Happy drafting, everyone.
Quite a bit has happened in the respective personal, non-pseudonym’d lives of your two favorite bloggers. High Pockets just welcomed his first born son into The League. Nolan Cy Musial Ty Honus was born leading all rookies with a .310/.388/.490 triple slash. The scouts really like the cut of his jaw. He’s got some interesting thoughts on the limitations of UZR and whether or not we get ahead of ourselves when we start forecasting free agent marginal wins/$. Good stuff. Not real polished yet, but that should come around with a class in linear equations, bladder control and the passing of his teething phase. Congrats to all involved. Sorry you’ll never sleep again, HP. MLB.tv archives games right around midnight, I think.

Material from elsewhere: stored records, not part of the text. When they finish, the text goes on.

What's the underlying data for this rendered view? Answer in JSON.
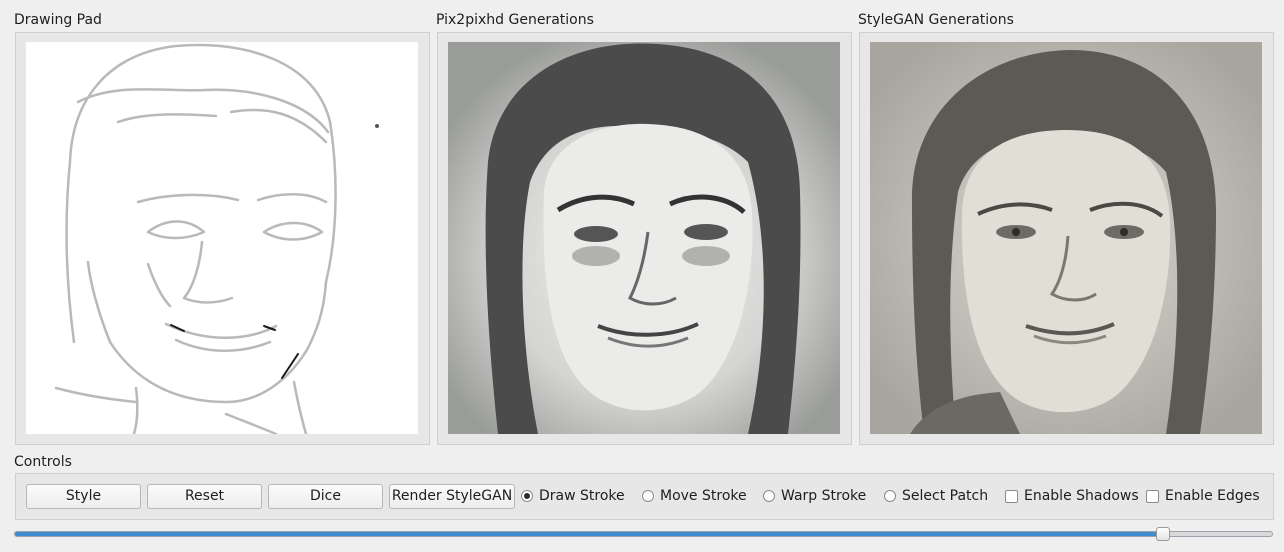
{
  "panels": {
    "drawing_pad": {
      "title": "Drawing Pad"
    },
    "pix2pixhd": {
      "title": "Pix2pixhd Generations"
    },
    "stylegan": {
      "title": "StyleGAN Generations"
    }
  },
  "controls": {
    "title": "Controls",
    "buttons": {
      "style": "Style",
      "reset": "Reset",
      "dice": "Dice",
      "render_stylegan": "Render StyleGAN"
    },
    "modes": [
      {
        "label": "Draw Stroke",
        "checked": true
      },
      {
        "label": "Move Stroke",
        "checked": false
      },
      {
        "label": "Warp Stroke",
        "checked": false
      },
      {
        "label": "Select Patch",
        "checked": false
      }
    ],
    "checkboxes": [
      {
        "label": "Enable Shadows",
        "checked": false
      },
      {
        "label": "Enable Edges",
        "checked": false
      }
    ],
    "slider": {
      "fraction": 0.913
    }
  },
  "colors": {
    "slider_fill": "#3f8ccf",
    "stroke_dark": "#1a1a1a"
  }
}
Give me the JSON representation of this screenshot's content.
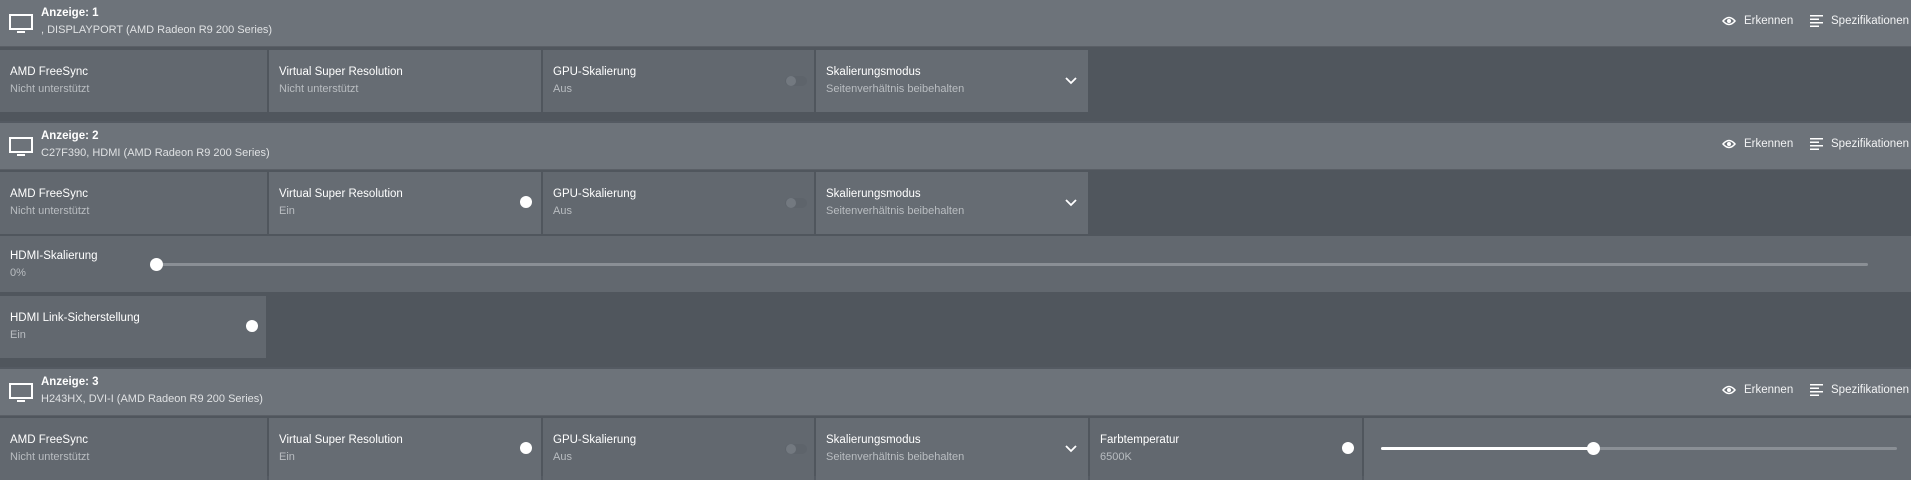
{
  "actions": {
    "identify": "Erkennen",
    "specs": "Spezifikationen"
  },
  "displays": [
    {
      "title": "Anzeige: 1",
      "subtitle": ", DISPLAYPORT (AMD Radeon R9 200 Series)",
      "freesync": {
        "label": "AMD FreeSync",
        "value": "Nicht unterstützt"
      },
      "vsr": {
        "label": "Virtual Super Resolution",
        "value": "Nicht unterstützt"
      },
      "gpu_scaling": {
        "label": "GPU-Skalierung",
        "value": "Aus"
      },
      "scaling_mode": {
        "label": "Skalierungsmodus",
        "value": "Seitenverhältnis beibehalten"
      }
    },
    {
      "title": "Anzeige: 2",
      "subtitle": "C27F390, HDMI (AMD Radeon R9 200 Series)",
      "freesync": {
        "label": "AMD FreeSync",
        "value": "Nicht unterstützt"
      },
      "vsr": {
        "label": "Virtual Super Resolution",
        "value": "Ein"
      },
      "gpu_scaling": {
        "label": "GPU-Skalierung",
        "value": "Aus"
      },
      "scaling_mode": {
        "label": "Skalierungsmodus",
        "value": "Seitenverhältnis beibehalten"
      },
      "hdmi_scaling": {
        "label": "HDMI-Skalierung",
        "value": "0%",
        "level": 0
      },
      "hdmi_link": {
        "label": "HDMI Link-Sicherstellung",
        "value": "Ein"
      }
    },
    {
      "title": "Anzeige: 3",
      "subtitle": "H243HX, DVI-I (AMD Radeon R9 200 Series)",
      "freesync": {
        "label": "AMD FreeSync",
        "value": "Nicht unterstützt"
      },
      "vsr": {
        "label": "Virtual Super Resolution",
        "value": "Ein"
      },
      "gpu_scaling": {
        "label": "GPU-Skalierung",
        "value": "Aus"
      },
      "scaling_mode": {
        "label": "Skalierungsmodus",
        "value": "Seitenverhältnis beibehalten"
      },
      "color_temp": {
        "label": "Farbtemperatur",
        "value": "6500K",
        "level": 0.41
      }
    }
  ],
  "icons": {
    "monitor": "monitor-icon",
    "eye": "eye-icon",
    "specs": "list-icon",
    "chevron": "chevron-down-icon"
  }
}
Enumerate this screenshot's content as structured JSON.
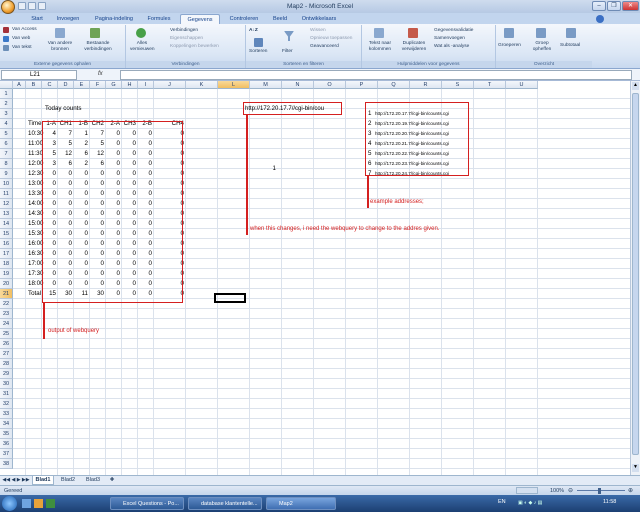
{
  "window": {
    "title": "Map2 - Microsoft Excel"
  },
  "tabs": [
    "Start",
    "Invoegen",
    "Pagina-indeling",
    "Formules",
    "Gegevens",
    "Controleren",
    "Beeld",
    "Ontwikkelaars"
  ],
  "ribbon": {
    "ext": {
      "access": "Van Access",
      "web": "Van web",
      "text": "Van tekst",
      "other": "Van andere bronnen",
      "existing": "Bestaande verbindingen",
      "group": "Externe gegevens ophalen"
    },
    "conn": {
      "refresh": "Alles vernieuwen",
      "connections": "Verbindingen",
      "props": "Eigenschappen",
      "links": "Koppelingen bewerken",
      "group": "Verbindingen"
    },
    "sort": {
      "sort": "Sorteren",
      "filter": "Filter",
      "clear": "Wissen",
      "reapply": "Opnieuw toepassen",
      "advanced": "Geavanceerd",
      "group": "Sorteren en filteren"
    },
    "tools": {
      "t2c": "Tekst naar kolommen",
      "dup": "Duplicaten verwijderen",
      "valid": "Gegevensvalidatie",
      "consol": "Samenvoegen",
      "whatif": "Wat als -analyse",
      "group": "Hulpmiddelen voor gegevens"
    },
    "outline": {
      "grp": "Groeperen",
      "ungrp": "Groep opheffen",
      "subtotal": "Subtotaal",
      "group": "Overzicht"
    }
  },
  "namebox": "L21",
  "fx": "fx",
  "columns": [
    "A",
    "B",
    "C",
    "D",
    "E",
    "F",
    "G",
    "H",
    "I",
    "J",
    "K",
    "L",
    "M",
    "N",
    "O",
    "P",
    "Q",
    "R",
    "S",
    "T",
    "U"
  ],
  "rows": [
    "1",
    "2",
    "3",
    "4",
    "5",
    "6",
    "7",
    "8",
    "9",
    "10",
    "11",
    "12",
    "13",
    "14",
    "15",
    "16",
    "17",
    "18",
    "19",
    "20",
    "21",
    "22",
    "23",
    "24",
    "25",
    "26",
    "27",
    "28",
    "29",
    "30",
    "31",
    "32",
    "33",
    "34",
    "35",
    "36",
    "37",
    "38"
  ],
  "title": "Today counts",
  "table_headers": [
    "Time",
    "1-A",
    "CH1",
    "1-B",
    "CH2",
    "2-A",
    "CH3",
    "2-B",
    "CH4"
  ],
  "table_rows": [
    [
      "10:30",
      "4",
      "7",
      "1",
      "7",
      "0",
      "0",
      "0",
      "0"
    ],
    [
      "11:00",
      "3",
      "5",
      "2",
      "5",
      "0",
      "0",
      "0",
      "0"
    ],
    [
      "11:30",
      "5",
      "12",
      "6",
      "12",
      "0",
      "0",
      "0",
      "0"
    ],
    [
      "12:00",
      "3",
      "6",
      "2",
      "6",
      "0",
      "0",
      "0",
      "0"
    ],
    [
      "12:30",
      "0",
      "0",
      "0",
      "0",
      "0",
      "0",
      "0",
      "0"
    ],
    [
      "13:00",
      "0",
      "0",
      "0",
      "0",
      "0",
      "0",
      "0",
      "0"
    ],
    [
      "13:30",
      "0",
      "0",
      "0",
      "0",
      "0",
      "0",
      "0",
      "0"
    ],
    [
      "14:00",
      "0",
      "0",
      "0",
      "0",
      "0",
      "0",
      "0",
      "0"
    ],
    [
      "14:30",
      "0",
      "0",
      "0",
      "0",
      "0",
      "0",
      "0",
      "0"
    ],
    [
      "15:00",
      "0",
      "0",
      "0",
      "0",
      "0",
      "0",
      "0",
      "0"
    ],
    [
      "15:30",
      "0",
      "0",
      "0",
      "0",
      "0",
      "0",
      "0",
      "0"
    ],
    [
      "16:00",
      "0",
      "0",
      "0",
      "0",
      "0",
      "0",
      "0",
      "0"
    ],
    [
      "16:30",
      "0",
      "0",
      "0",
      "0",
      "0",
      "0",
      "0",
      "0"
    ],
    [
      "17:00",
      "0",
      "0",
      "0",
      "0",
      "0",
      "0",
      "0",
      "0"
    ],
    [
      "17:30",
      "0",
      "0",
      "0",
      "0",
      "0",
      "0",
      "0",
      "0"
    ],
    [
      "18:00",
      "0",
      "0",
      "0",
      "0",
      "0",
      "0",
      "0",
      "0"
    ],
    [
      "Total",
      "15",
      "30",
      "11",
      "30",
      "0",
      "0",
      "0",
      "0"
    ]
  ],
  "url_cell": "http://172.20.17.7//cgi-bin/cou",
  "n8_value": "1",
  "addresses": [
    {
      "n": "1",
      "url": "http://172.20.17.7//cgi-bin/counts.cgi"
    },
    {
      "n": "2",
      "url": "http://172.20.19.7//cgi-bin/counts.cgi"
    },
    {
      "n": "3",
      "url": "http://172.20.20.7//cgi-bin/counts.cgi"
    },
    {
      "n": "4",
      "url": "http://172.20.21.7//cgi-bin/counts.cgi"
    },
    {
      "n": "5",
      "url": "http://172.20.22.7//cgi-bin/counts.cgi"
    },
    {
      "n": "6",
      "url": "http://172.20.23.7//cgi-bin/counts.cgi"
    },
    {
      "n": "7",
      "url": "http://172.20.24.7//cgi-bin/counts.cgi"
    }
  ],
  "notes": {
    "examples": "example addresses;",
    "change": "when this changes, i need the webquery to change to the addres given.",
    "output": "output of webquery"
  },
  "sheets": [
    "Blad1",
    "Blad2",
    "Blad3"
  ],
  "status": {
    "ready": "Gereed",
    "zoom": "100%"
  },
  "taskbar": {
    "items": [
      "Excel Questions - Po...",
      "database klantentelle...",
      "Map2"
    ],
    "lang": "EN",
    "time": "11:58"
  },
  "colors": {
    "annotation": "#d42020",
    "accent": "#15428b"
  }
}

I purchased Baseball Prospectus for the first time, which is embarrassing but at least now rectified. I’ve gotten through the projections for Aardvark, A in the Atlanta organization. Might take a few days to complete. I also got engaged, so if everyone could keep this blog on the hush-hush for a little while longer that would be outstanding. Finally, I recently found out that my extended family all reads the blog. So to uncle Biscuit Pants, Three Finger, Aunt Yogi, grandma and grandpa; thanks for the kind words. And I promise to keep writing these totally useless jams. It was great to hear you laughing at my terrible puns.
So anyway: Let it be resolved that I, Duckfurd Q. Medwick, will post at least once a week, no more than 10-12 dick and fart jokes per paragraph. Twitter feed should light up a bit more as well, @deadballers for those of you accommodating of short quips.
I have several things I want to write about: The Braves/D’Backs situations, upcoming thoughts on Spring Training, and the new BALCO situation… but instead I stumbled across The Marlins payroll obligations courtesy of the indispensable Cot’s Baseball Contracts :
Miami has 5.5 million dollars committed to the 2014 roster. That would be 4M to pay Heath Bell in Phoenix, and 1.5 M for catcher Jeff Mathis.
At least the public financing of Loria’s aquarium will only cost the county like one and a quarter billion dollars. Or 250x the team’s 2014 payroll obligations.
Loria. Fuck that guy.